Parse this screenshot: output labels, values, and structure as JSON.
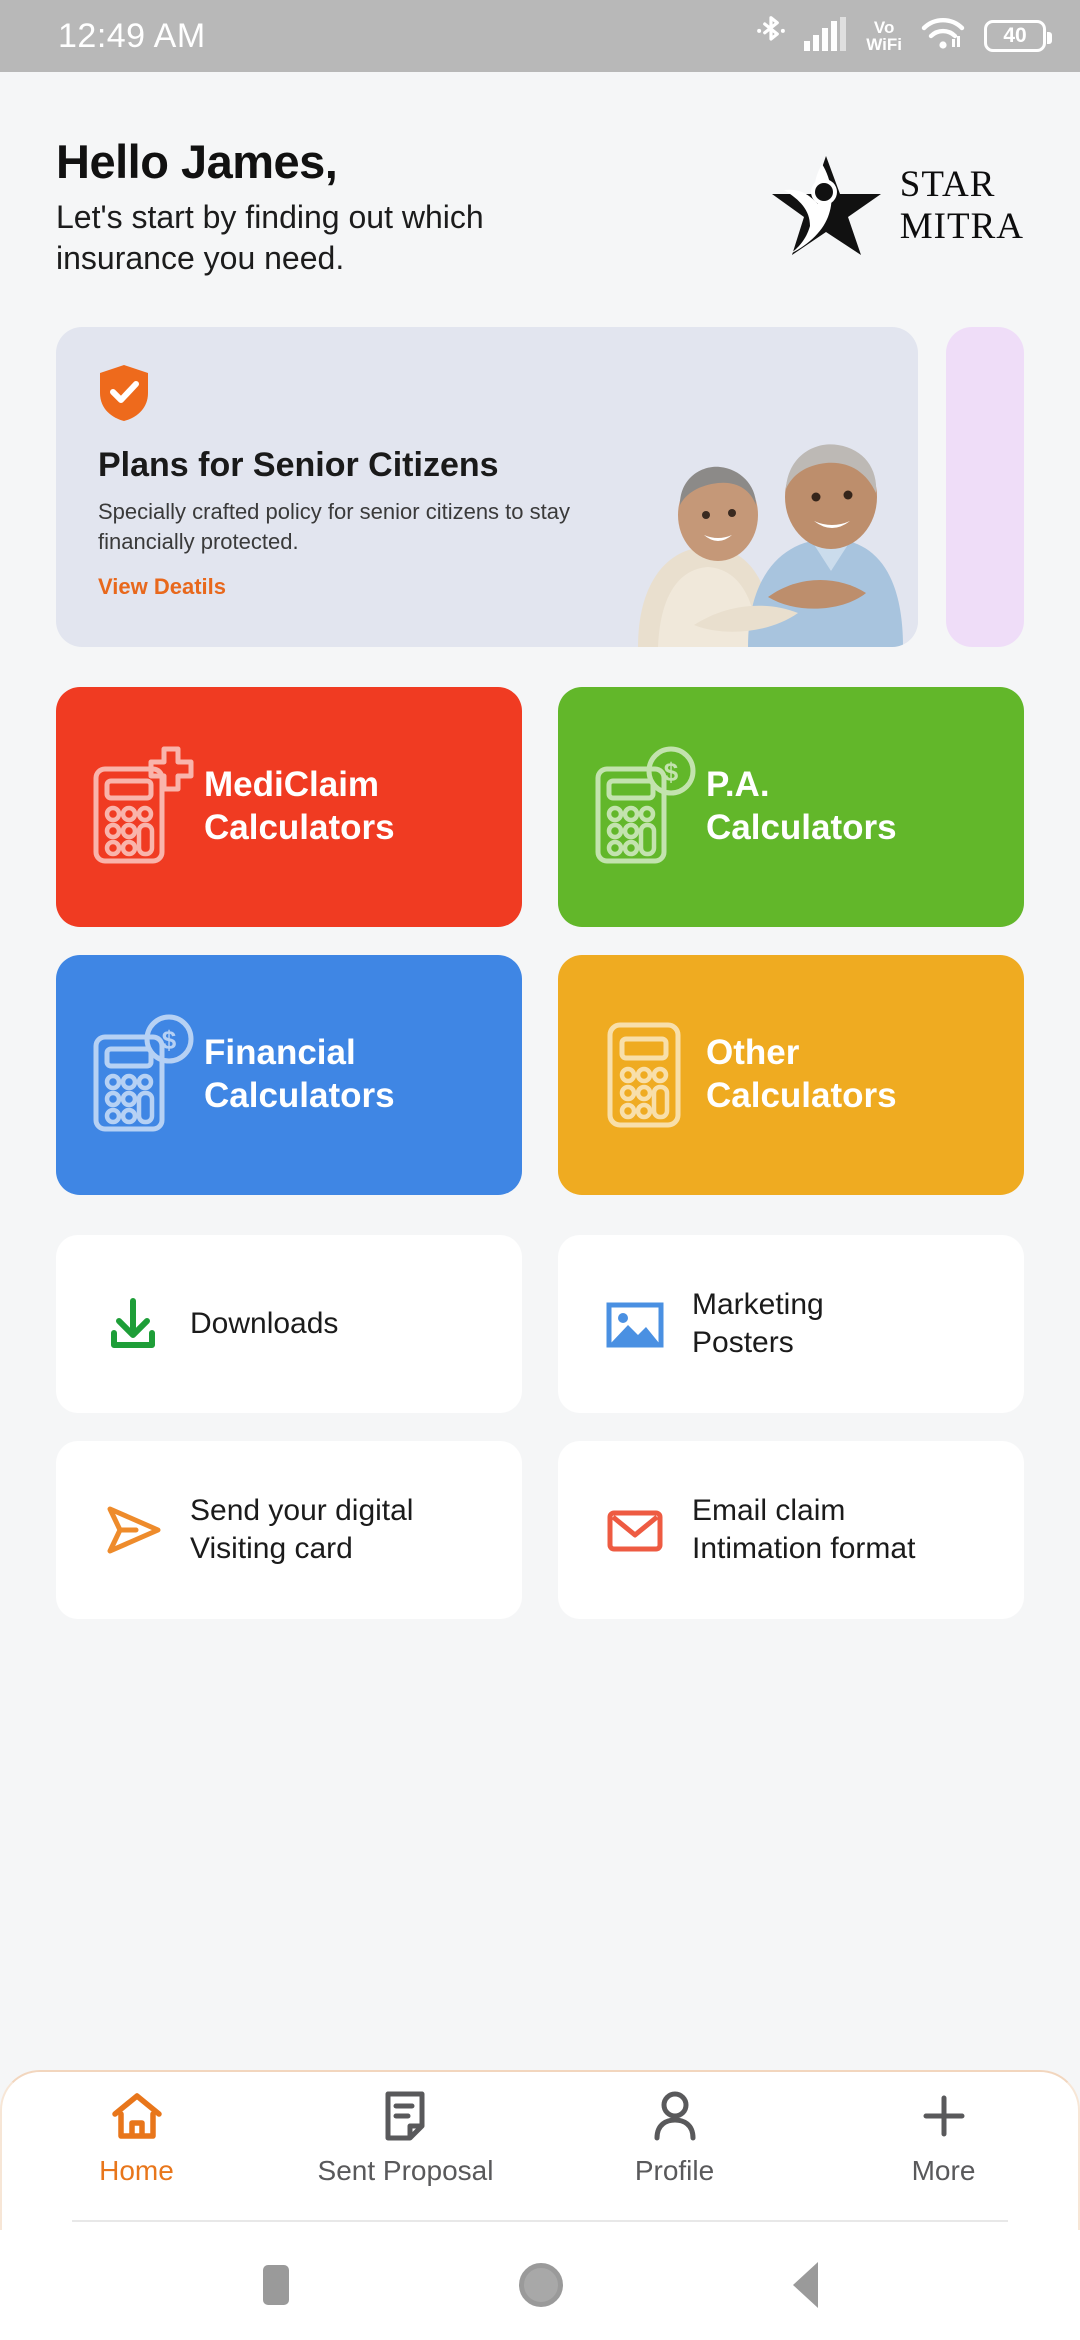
{
  "statusbar": {
    "time": "12:49 AM",
    "bluetooth_icon": "bluetooth-icon",
    "signal_icon": "cellular-signal-icon",
    "vowifi_line1": "Vo",
    "vowifi_line2": "WiFi",
    "wifi_icon": "wifi-icon",
    "battery_level": "40"
  },
  "header": {
    "greeting": "Hello James,",
    "subtitle": "Let's start by finding out which insurance you need.",
    "logo_line1": "STAR",
    "logo_line2": "MITRA"
  },
  "banner": {
    "icon": "shield-check-icon",
    "title": "Plans for Senior Citizens",
    "description": "Specially crafted policy for senior citizens to stay financially protected.",
    "link_label": "View Deatils",
    "photo": "senior-couple-photo",
    "bg_color": "#E2E5EF",
    "next_card_color": "#EFDDF8"
  },
  "tiles": [
    {
      "label_line1": "MediClaim",
      "label_line2": "Calculators",
      "color": "#F03B22",
      "icon": "calculator-medical-icon"
    },
    {
      "label_line1": "P.A.",
      "label_line2": "Calculators",
      "color": "#62B72A",
      "icon": "calculator-dollar-icon"
    },
    {
      "label_line1": "Financial",
      "label_line2": "Calculators",
      "color": "#3F86E4",
      "icon": "calculator-dollar-icon"
    },
    {
      "label_line1": "Other",
      "label_line2": "Calculators",
      "color": "#EFAB21",
      "icon": "calculator-icon"
    }
  ],
  "actions": [
    {
      "label_line1": "Downloads",
      "label_line2": "",
      "icon": "download-icon",
      "color": "#1E9E38"
    },
    {
      "label_line1": "Marketing",
      "label_line2": "Posters",
      "icon": "image-icon",
      "color": "#4A90E2"
    },
    {
      "label_line1": "Send your digital",
      "label_line2": "Visiting card",
      "icon": "send-icon",
      "color": "#EE8B2B"
    },
    {
      "label_line1": "Email claim",
      "label_line2": "Intimation format",
      "icon": "email-icon",
      "color": "#EE5B42"
    }
  ],
  "bottomnav": {
    "active_color": "#E8761B",
    "items": [
      {
        "label": "Home",
        "icon": "home-icon",
        "active": true
      },
      {
        "label": "Sent Proposal",
        "icon": "document-icon",
        "active": false
      },
      {
        "label": "Profile",
        "icon": "person-icon",
        "active": false
      },
      {
        "label": "More",
        "icon": "plus-icon",
        "active": false
      }
    ]
  },
  "androidnav": {
    "recents": "square-recents-icon",
    "home": "circle-home-icon",
    "back": "triangle-back-icon"
  }
}
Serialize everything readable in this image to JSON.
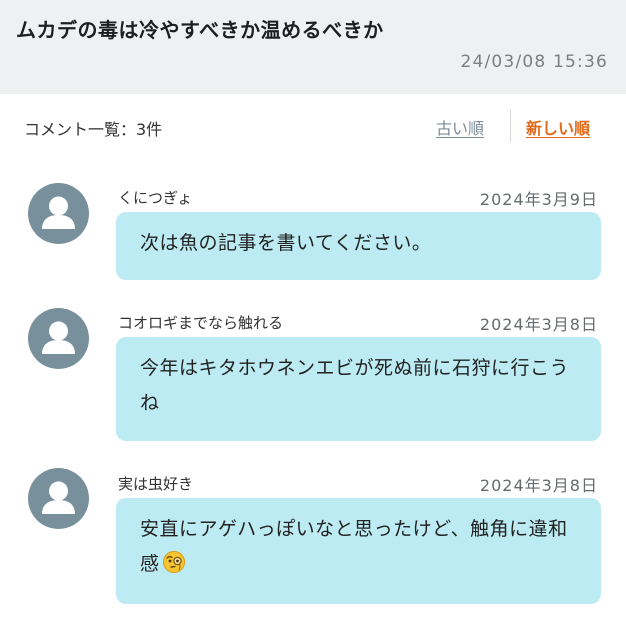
{
  "article": {
    "title": "ムカデの毒は冷やすべきか温めるべきか",
    "datetime": "24/03/08 15:36"
  },
  "comments_header": {
    "count_label": "コメント一覧：3件",
    "sort_old_label": "古い順",
    "sort_new_label": "新しい順",
    "active_sort": "new",
    "active_color": "#e2691c",
    "inactive_color": "#7c8c99"
  },
  "comments": [
    {
      "author": "くにつぎょ",
      "date": "2024年3月9日",
      "text": "次は魚の記事を書いてください。",
      "avatar_icon": "user-silhouette-icon"
    },
    {
      "author": "コオロギまでなら触れる",
      "date": "2024年3月8日",
      "text": "今年はキタホウネンエビが死ぬ前に石狩に行こうね",
      "avatar_icon": "user-silhouette-icon"
    },
    {
      "author": "実は虫好き",
      "date": "2024年3月8日",
      "text": "安直にアゲハっぽいなと思ったけど、触角に違和感",
      "avatar_icon": "user-silhouette-icon",
      "trailing_icon": "face-with-monocle-icon"
    }
  ],
  "colors": {
    "header_bg": "#eef0f2",
    "bubble_bg": "#bcebf3",
    "avatar_bg": "#788f9c"
  }
}
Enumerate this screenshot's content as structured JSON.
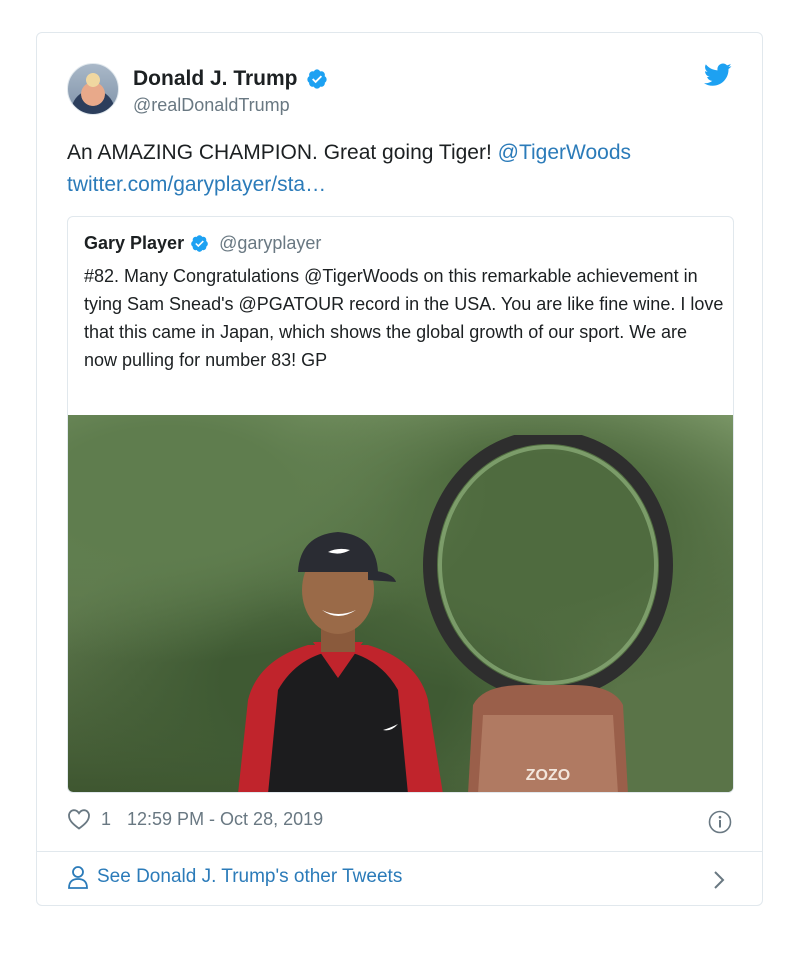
{
  "author": {
    "name": "Donald J. Trump",
    "handle": "@realDonaldTrump"
  },
  "tweet": {
    "text": "An AMAZING CHAMPION. Great going Tiger! ",
    "mention": "@TigerWoods",
    "link": "twitter.com/garyplayer/sta…"
  },
  "quote": {
    "name": "Gary Player",
    "handle": "@garyplayer",
    "text": "#82. Many Congratulations @TigerWoods on this remarkable achievement in tying Sam Snead's @PGATOUR record in the USA. You are like fine wine. I love that this came in Japan, which shows the global growth of our sport. We are now pulling for number 83! GP",
    "trophy_logo_text": "ZOZO"
  },
  "meta": {
    "likes": "1",
    "timestamp": "12:59 PM - Oct 28, 2019"
  },
  "footer": {
    "label": "See Donald J. Trump's other Tweets"
  },
  "icons": {
    "verified": "verified-badge-icon",
    "brand": "twitter-bird-icon",
    "like": "heart-icon",
    "info": "info-icon",
    "profile": "person-icon",
    "chevron": "chevron-right-icon"
  },
  "colors": {
    "link": "#2b7bb9",
    "verified": "#1da1f2",
    "text": "#1c2022",
    "secondary": "#697882",
    "border": "#e1e8ed"
  }
}
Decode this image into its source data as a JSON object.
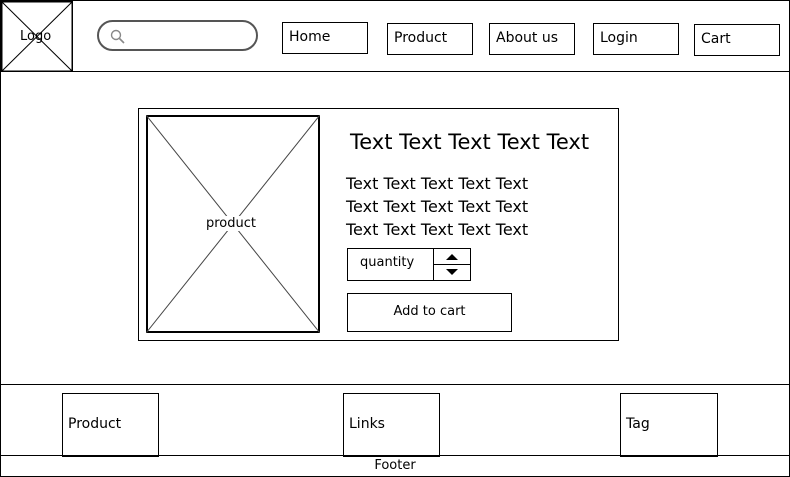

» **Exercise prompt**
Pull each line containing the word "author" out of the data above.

» **Response to this task**
      "author": "くにつぎょ",
      "author": "コオロギまでなら触れる",
      "author": "実は虫好き",
  "author": {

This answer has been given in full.